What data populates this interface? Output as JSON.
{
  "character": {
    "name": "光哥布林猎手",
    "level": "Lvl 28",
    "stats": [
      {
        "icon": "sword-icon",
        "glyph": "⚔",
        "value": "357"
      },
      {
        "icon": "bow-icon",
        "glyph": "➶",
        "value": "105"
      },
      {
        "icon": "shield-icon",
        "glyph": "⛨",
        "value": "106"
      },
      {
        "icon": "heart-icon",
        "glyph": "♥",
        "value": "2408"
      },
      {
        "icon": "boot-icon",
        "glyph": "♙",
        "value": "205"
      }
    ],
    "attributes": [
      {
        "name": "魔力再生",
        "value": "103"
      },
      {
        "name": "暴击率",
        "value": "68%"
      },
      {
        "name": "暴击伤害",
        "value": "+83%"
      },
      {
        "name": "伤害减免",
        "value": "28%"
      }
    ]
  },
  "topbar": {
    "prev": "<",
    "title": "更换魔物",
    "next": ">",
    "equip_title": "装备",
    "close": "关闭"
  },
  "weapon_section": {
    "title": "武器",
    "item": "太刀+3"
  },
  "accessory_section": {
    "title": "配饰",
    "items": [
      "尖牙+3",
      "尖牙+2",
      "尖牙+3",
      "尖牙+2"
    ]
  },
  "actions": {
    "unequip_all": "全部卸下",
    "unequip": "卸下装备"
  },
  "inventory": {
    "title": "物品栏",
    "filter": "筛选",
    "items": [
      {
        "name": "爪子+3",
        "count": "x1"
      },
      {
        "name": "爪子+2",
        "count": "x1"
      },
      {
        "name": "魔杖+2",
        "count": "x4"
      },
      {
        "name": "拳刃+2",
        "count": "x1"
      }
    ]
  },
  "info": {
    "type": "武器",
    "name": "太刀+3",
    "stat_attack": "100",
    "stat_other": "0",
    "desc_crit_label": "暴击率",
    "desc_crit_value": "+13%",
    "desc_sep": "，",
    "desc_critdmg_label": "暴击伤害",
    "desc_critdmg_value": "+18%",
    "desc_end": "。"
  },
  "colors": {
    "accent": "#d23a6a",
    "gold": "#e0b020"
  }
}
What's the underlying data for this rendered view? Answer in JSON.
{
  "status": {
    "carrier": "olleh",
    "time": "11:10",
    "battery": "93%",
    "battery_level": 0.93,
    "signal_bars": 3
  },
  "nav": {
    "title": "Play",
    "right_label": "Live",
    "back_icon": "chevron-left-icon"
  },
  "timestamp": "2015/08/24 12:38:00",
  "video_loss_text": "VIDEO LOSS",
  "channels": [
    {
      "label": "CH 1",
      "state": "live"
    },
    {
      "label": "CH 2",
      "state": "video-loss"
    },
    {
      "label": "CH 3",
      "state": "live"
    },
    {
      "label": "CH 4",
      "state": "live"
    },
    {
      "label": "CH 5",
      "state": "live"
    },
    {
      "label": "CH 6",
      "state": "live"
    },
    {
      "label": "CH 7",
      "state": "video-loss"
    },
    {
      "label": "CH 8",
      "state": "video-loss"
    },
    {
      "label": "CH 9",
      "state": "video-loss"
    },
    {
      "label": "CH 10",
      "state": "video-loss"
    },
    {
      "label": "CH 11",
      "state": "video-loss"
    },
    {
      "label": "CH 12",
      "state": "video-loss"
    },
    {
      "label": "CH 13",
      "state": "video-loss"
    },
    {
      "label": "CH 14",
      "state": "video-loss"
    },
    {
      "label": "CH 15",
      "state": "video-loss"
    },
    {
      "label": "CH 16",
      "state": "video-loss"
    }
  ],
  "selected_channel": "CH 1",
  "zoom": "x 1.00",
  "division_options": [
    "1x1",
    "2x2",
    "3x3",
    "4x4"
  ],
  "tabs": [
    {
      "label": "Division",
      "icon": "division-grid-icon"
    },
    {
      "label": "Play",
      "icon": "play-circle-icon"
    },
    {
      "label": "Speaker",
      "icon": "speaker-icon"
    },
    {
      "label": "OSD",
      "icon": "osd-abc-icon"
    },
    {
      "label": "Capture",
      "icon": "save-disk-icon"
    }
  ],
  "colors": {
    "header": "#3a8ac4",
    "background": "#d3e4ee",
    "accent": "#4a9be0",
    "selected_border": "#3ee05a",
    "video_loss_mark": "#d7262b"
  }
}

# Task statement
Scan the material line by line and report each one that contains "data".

# Your response
What data populates this interface? Output as JSON.
What's the underlying data for this rendered view? Answer in JSON.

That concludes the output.